→ Instructions to follow:
Your answer should be the lines of the data below that contain "Block".
---------- Given records
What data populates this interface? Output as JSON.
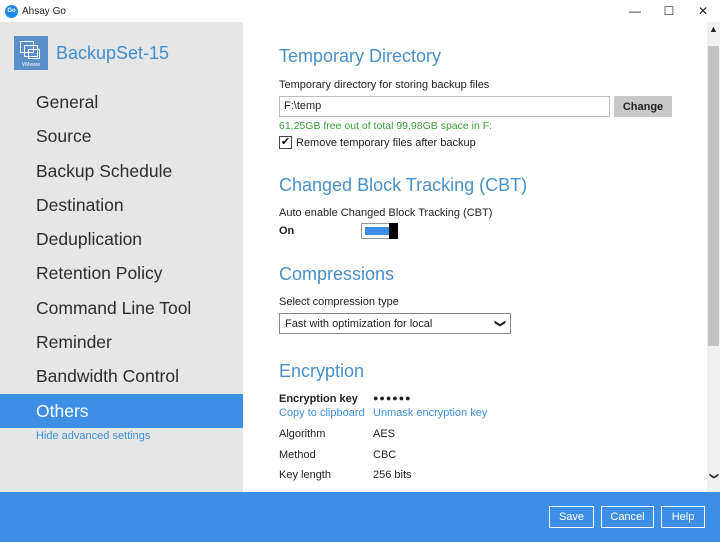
{
  "window": {
    "logo_text": "Go",
    "title": "Ahsay Go",
    "minimize": "—",
    "maximize": "☐",
    "close": "✕"
  },
  "sidebar": {
    "set_icon_label": "VMware",
    "set_name": "BackupSet-15",
    "items": [
      {
        "label": "General"
      },
      {
        "label": "Source"
      },
      {
        "label": "Backup Schedule"
      },
      {
        "label": "Destination"
      },
      {
        "label": "Deduplication"
      },
      {
        "label": "Retention Policy"
      },
      {
        "label": "Command Line Tool"
      },
      {
        "label": "Reminder"
      },
      {
        "label": "Bandwidth Control"
      },
      {
        "label": "Others"
      }
    ],
    "active_item": "Others",
    "hide_advanced": "Hide advanced settings"
  },
  "temp_dir": {
    "title": "Temporary Directory",
    "label": "Temporary directory for storing backup files",
    "value": "F:\\temp",
    "change_button": "Change",
    "space_info": "61.25GB free out of total 99.98GB space in F:",
    "remove_checked": true,
    "check_mark": "✔",
    "remove_label": "Remove temporary files after backup"
  },
  "cbt": {
    "title": "Changed Block Tracking (CBT)",
    "label": "Auto enable Changed Block Tracking (CBT)",
    "state": "On",
    "enabled": true
  },
  "compression": {
    "title": "Compressions",
    "label": "Select compression type",
    "selected": "Fast with optimization for local",
    "chevron": "❯"
  },
  "encryption": {
    "title": "Encryption",
    "key_label": "Encryption key",
    "key_value": "●●●●●●",
    "copy_link": "Copy to clipboard",
    "unmask_link": "Unmask encryption key",
    "algorithm_label": "Algorithm",
    "algorithm_value": "AES",
    "method_label": "Method",
    "method_value": "CBC",
    "key_length_label": "Key length",
    "key_length_value": "256 bits"
  },
  "scrollbar": {
    "up": "▲",
    "down": "❯"
  },
  "footer": {
    "save": "Save",
    "cancel": "Cancel",
    "help": "Help"
  },
  "colors": {
    "accent": "#3d8fe6",
    "heading": "#4a90c8",
    "success": "#3a9c3a",
    "sidebar_bg": "#e6e6e6"
  }
}
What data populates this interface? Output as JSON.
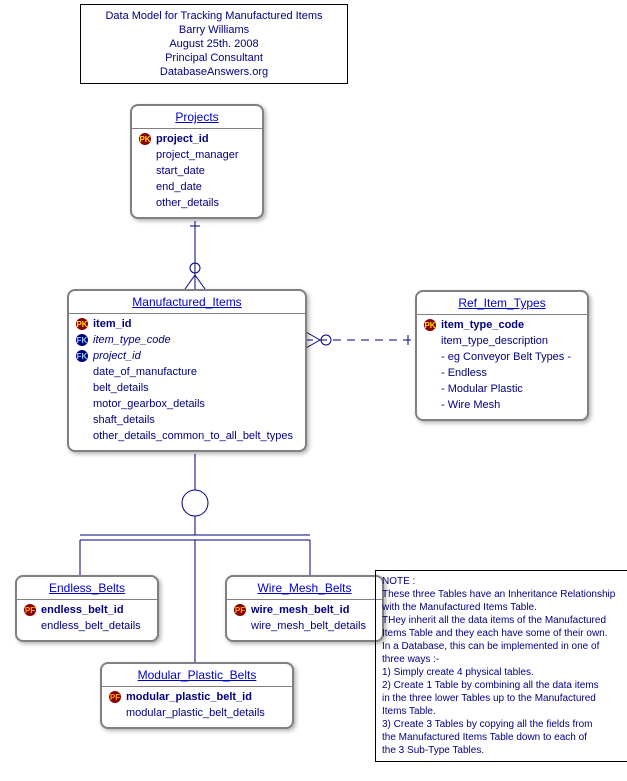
{
  "title_box": {
    "line1": "Data Model for Tracking Manufactured Items",
    "line2": "Barry Williams",
    "line3": "August 25th. 2008",
    "line4": "Principal Consultant",
    "line5": "DatabaseAnswers.org"
  },
  "entities": {
    "projects": {
      "title": "Projects",
      "fields": {
        "pk": "project_id",
        "f1": "project_manager",
        "f2": "start_date",
        "f3": "end_date",
        "f4": "other_details"
      }
    },
    "manufactured_items": {
      "title": "Manufactured_Items",
      "fields": {
        "pk": "item_id",
        "fk1": "item_type_code",
        "fk2": "project_id",
        "f1": "date_of_manufacture",
        "f2": "belt_details",
        "f3": "motor_gearbox_details",
        "f4": "shaft_details",
        "f5": "other_details_common_to_all_belt_types"
      }
    },
    "ref_item_types": {
      "title": "Ref_Item_Types",
      "fields": {
        "pk": "item_type_code",
        "f1": "item_type_description",
        "f2": "- eg Conveyor Belt Types -",
        "f3": "- Endless",
        "f4": "- Modular Plastic",
        "f5": "- Wire Mesh"
      }
    },
    "endless_belts": {
      "title": "Endless_Belts",
      "fields": {
        "pf": "endless_belt_id",
        "f1": "endless_belt_details"
      }
    },
    "wire_mesh_belts": {
      "title": "Wire_Mesh_Belts",
      "fields": {
        "pf": "wire_mesh_belt_id",
        "f1": "wire_mesh_belt_details"
      }
    },
    "modular_plastic_belts": {
      "title": "Modular_Plastic_Belts",
      "fields": {
        "pf": "modular_plastic_belt_id",
        "f1": "modular_plastic_belt_details"
      }
    }
  },
  "note": {
    "l0": " NOTE :",
    "l1": "These three Tables have an Inheritance Relationship",
    "l2": "with the Manufactured Items Table.",
    "l3": "THey inherit all the data items of the Manufactured",
    "l4": "Items Table and they each have some of their own.",
    "l5": "In a Database, this can be implemented in one of",
    "l6": "three ways :-",
    "l7": "1) Simply create 4 physical tables.",
    "l8": "2) Create 1 Table by combining all the data items",
    "l9": "    in the three lower Tables up to the Manufactured",
    "l10": "    Items Table.",
    "l11": "3) Create 3 Tables by copying all the fields from",
    "l12": "    the Manufactured Items Table down to each of",
    "l13": "    the 3 Sub-Type Tables."
  }
}
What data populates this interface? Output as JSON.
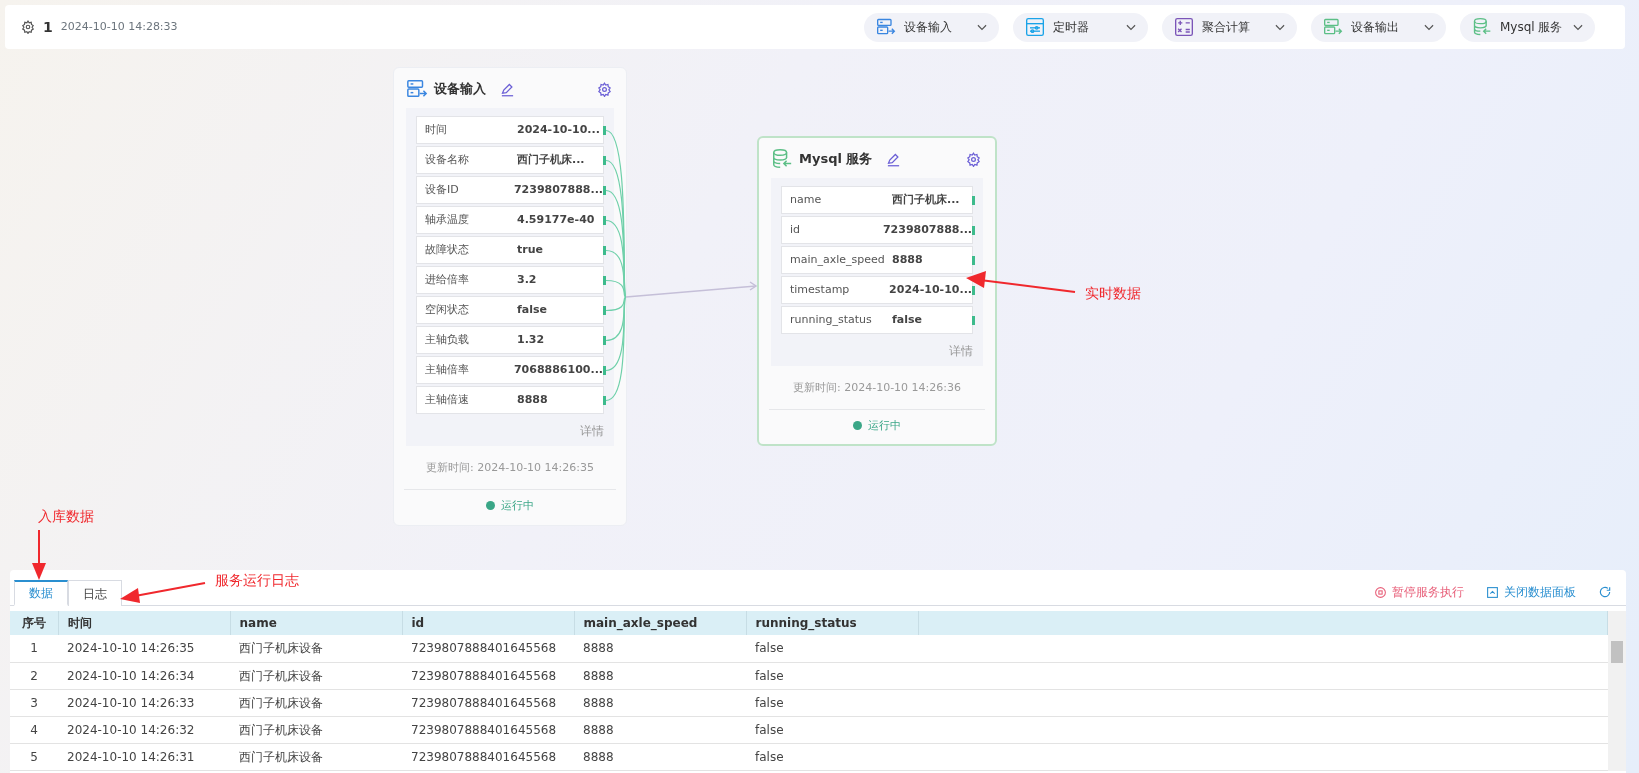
{
  "header": {
    "flow_id": "1",
    "timestamp": "2024-10-10 14:28:33"
  },
  "toolbar": [
    {
      "label": "设备输入",
      "kind": "input"
    },
    {
      "label": "定时器",
      "kind": "timer"
    },
    {
      "label": "聚合计算",
      "kind": "calc"
    },
    {
      "label": "设备输出",
      "kind": "output"
    },
    {
      "label": "Mysql 服务",
      "kind": "db"
    }
  ],
  "nodes": [
    {
      "kind": "input",
      "title": "设备输入",
      "fields": [
        {
          "label": "时间",
          "value": "2024-10-10..."
        },
        {
          "label": "设备名称",
          "value": "西门子机床..."
        },
        {
          "label": "设备ID",
          "value": "7239807888..."
        },
        {
          "label": "轴承温度",
          "value": "4.59177e-40"
        },
        {
          "label": "故障状态",
          "value": "true"
        },
        {
          "label": "进给倍率",
          "value": "3.2"
        },
        {
          "label": "空闲状态",
          "value": "false"
        },
        {
          "label": "主轴负载",
          "value": "1.32"
        },
        {
          "label": "主轴倍率",
          "value": "7068886100..."
        },
        {
          "label": "主轴倍速",
          "value": "8888"
        }
      ],
      "details": "详情",
      "updated": "更新时间: 2024-10-10 14:26:35",
      "status": "运行中",
      "highlighted": false
    },
    {
      "kind": "db",
      "title": "Mysql 服务",
      "fields": [
        {
          "label": "name",
          "value": "西门子机床..."
        },
        {
          "label": "id",
          "value": "7239807888..."
        },
        {
          "label": "main_axle_speed",
          "value": "8888"
        },
        {
          "label": "timestamp",
          "value": "2024-10-10..."
        },
        {
          "label": "running_status",
          "value": "false"
        }
      ],
      "details": "详情",
      "updated": "更新时间: 2024-10-10 14:26:36",
      "status": "运行中",
      "highlighted": true
    }
  ],
  "annotations": [
    {
      "text": "实时数据"
    },
    {
      "text": "入库数据"
    },
    {
      "text": "服务运行日志"
    }
  ],
  "panel": {
    "tabs": [
      {
        "label": "数据",
        "selected": true
      },
      {
        "label": "日志",
        "selected": false
      }
    ],
    "actions": [
      {
        "label": "暂停服务执行",
        "kind": "pause"
      },
      {
        "label": "关闭数据面板",
        "kind": "collapse"
      }
    ],
    "table": {
      "columns": [
        "序号",
        "时间",
        "name",
        "id",
        "main_axle_speed",
        "running_status"
      ],
      "rows": [
        [
          "1",
          "2024-10-10 14:26:35",
          "西门子机床设备",
          "7239807888401645568",
          "8888",
          "false"
        ],
        [
          "2",
          "2024-10-10 14:26:34",
          "西门子机床设备",
          "7239807888401645568",
          "8888",
          "false"
        ],
        [
          "3",
          "2024-10-10 14:26:33",
          "西门子机床设备",
          "7239807888401645568",
          "8888",
          "false"
        ],
        [
          "4",
          "2024-10-10 14:26:32",
          "西门子机床设备",
          "7239807888401645568",
          "8888",
          "false"
        ],
        [
          "5",
          "2024-10-10 14:26:31",
          "西门子机床设备",
          "7239807888401645568",
          "8888",
          "false"
        ]
      ]
    }
  }
}
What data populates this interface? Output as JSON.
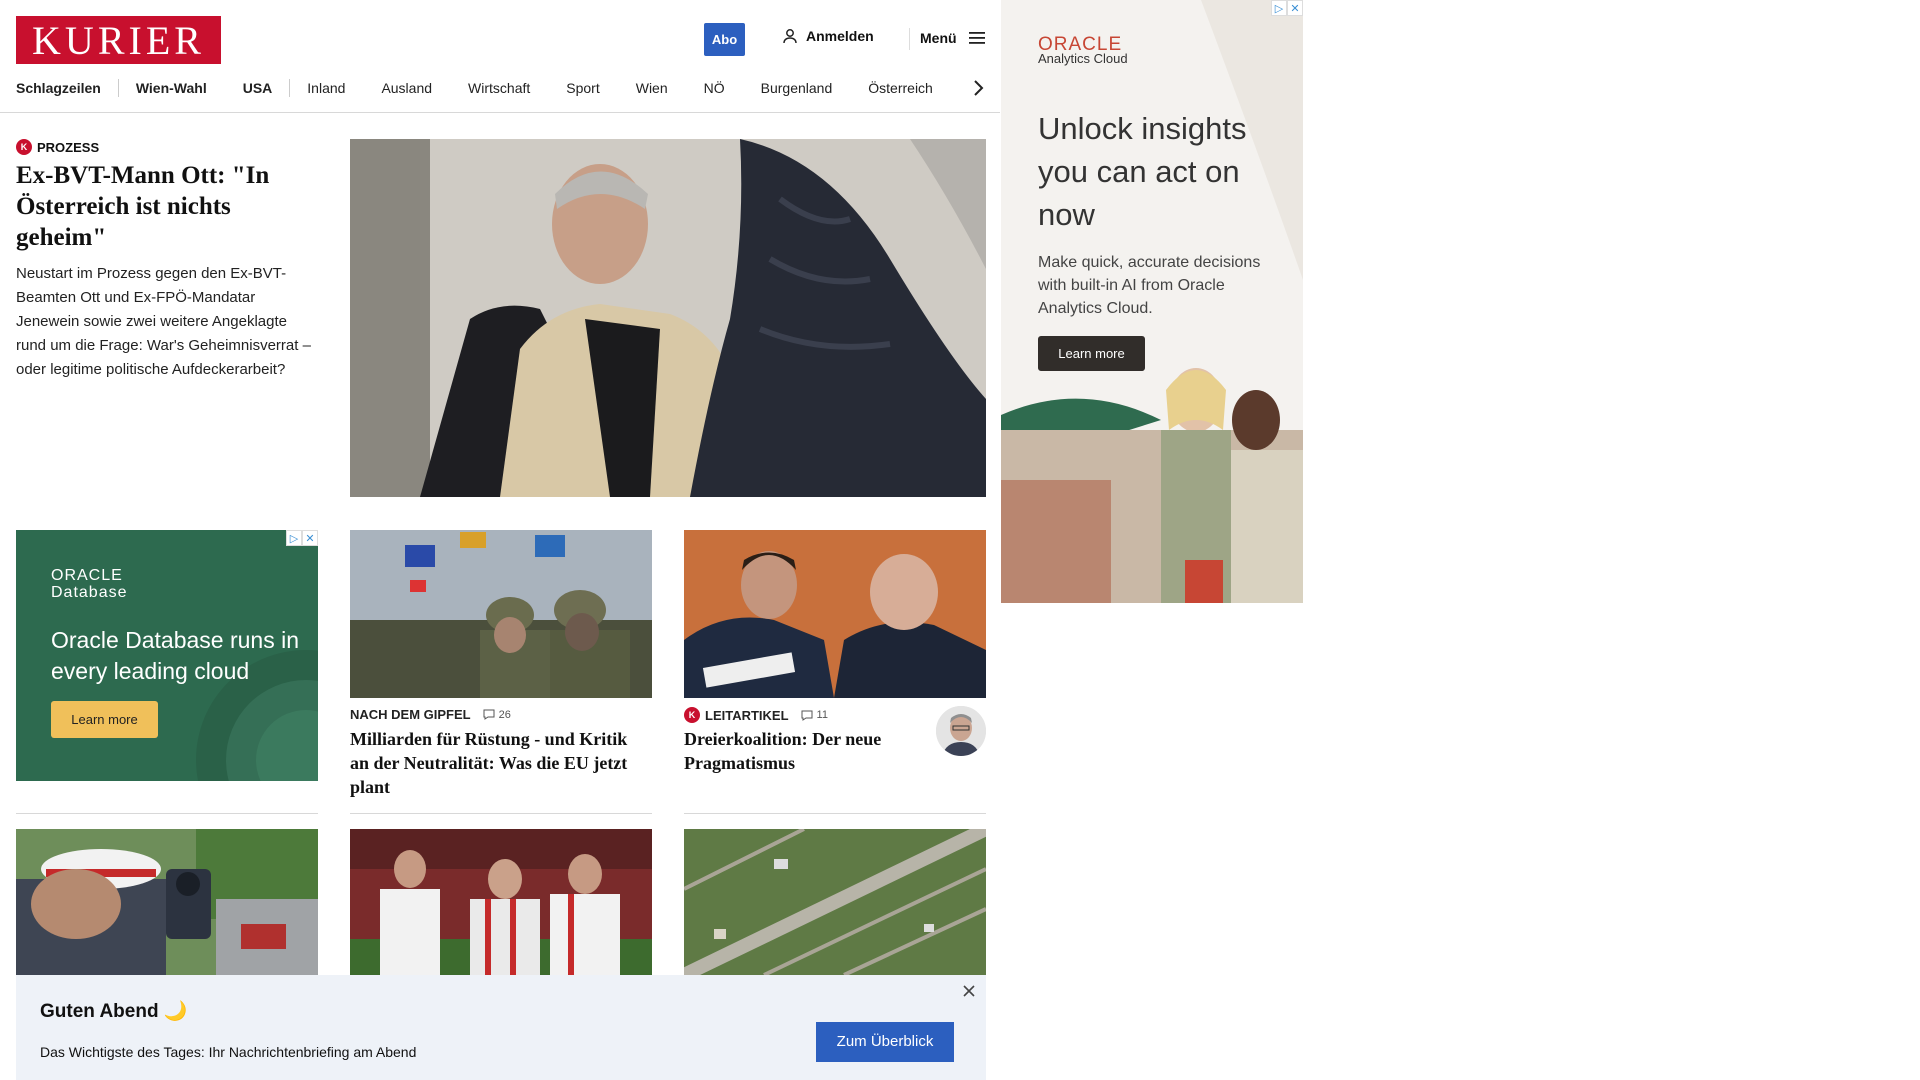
{
  "header": {
    "logo": "KURIER",
    "abo_label": "Abo",
    "login_label": "Anmelden",
    "menu_label": "Menü",
    "nav": [
      "Schlagzeilen",
      "Wien-Wahl",
      "USA",
      "Inland",
      "Ausland",
      "Wirtschaft",
      "Sport",
      "Wien",
      "NÖ",
      "Burgenland",
      "Österreich"
    ]
  },
  "lead": {
    "kicker": "PROZESS",
    "k_mark": "K",
    "title": "Ex-BVT-Mann Ott: \"In Österreich ist nichts geheim\"",
    "teaser": "Neustart im Prozess gegen den Ex-BVT-Beamten Ott und Ex-FPÖ-Mandatar Jenewein sowie zwei weitere Angeklagte rund um die Frage: War's Geheimnisverrat – oder legitime politische Aufdeckerarbeit?"
  },
  "ad_small": {
    "brand_line1": "ORACLE",
    "brand_line2": "Database",
    "headline": "Oracle Database runs in every leading cloud",
    "button": "Learn more",
    "adchoice_play": "▷",
    "adchoice_close": "✕"
  },
  "cards": [
    {
      "kicker": "NACH DEM GIPFEL",
      "comments": "26",
      "title": "Milliarden für Rüstung - und Kritik an der Neutralität: Was die EU jetzt plant"
    },
    {
      "kicker": "LEITARTIKEL",
      "k_mark": "K",
      "comments": "11",
      "title": "Dreierkoalition: Der neue Pragmatismus"
    }
  ],
  "ad_big": {
    "brand": "ORACLE",
    "sub": "Analytics Cloud",
    "headline": "Unlock insights you can act on now",
    "body": "Make quick, accurate decisions with built-in AI from Oracle Analytics Cloud.",
    "button": "Learn more",
    "adchoice_play": "▷",
    "adchoice_close": "✕"
  },
  "briefing": {
    "title": "Guten Abend 🌙",
    "text": "Das Wichtigste des Tages: Ihr Nachrichtenbriefing am Abend",
    "button": "Zum Überblick"
  },
  "colors": {
    "brand_red": "#c8102e",
    "accent_blue": "#2c5fbf",
    "oracle_green": "#2d6a4f",
    "oracle_red": "#c74634"
  }
}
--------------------
→ Solution below:
    "title": "Changed Block Tracking (CBT)",
    "label": "Auto enable Changed Block Tracking (CBT)",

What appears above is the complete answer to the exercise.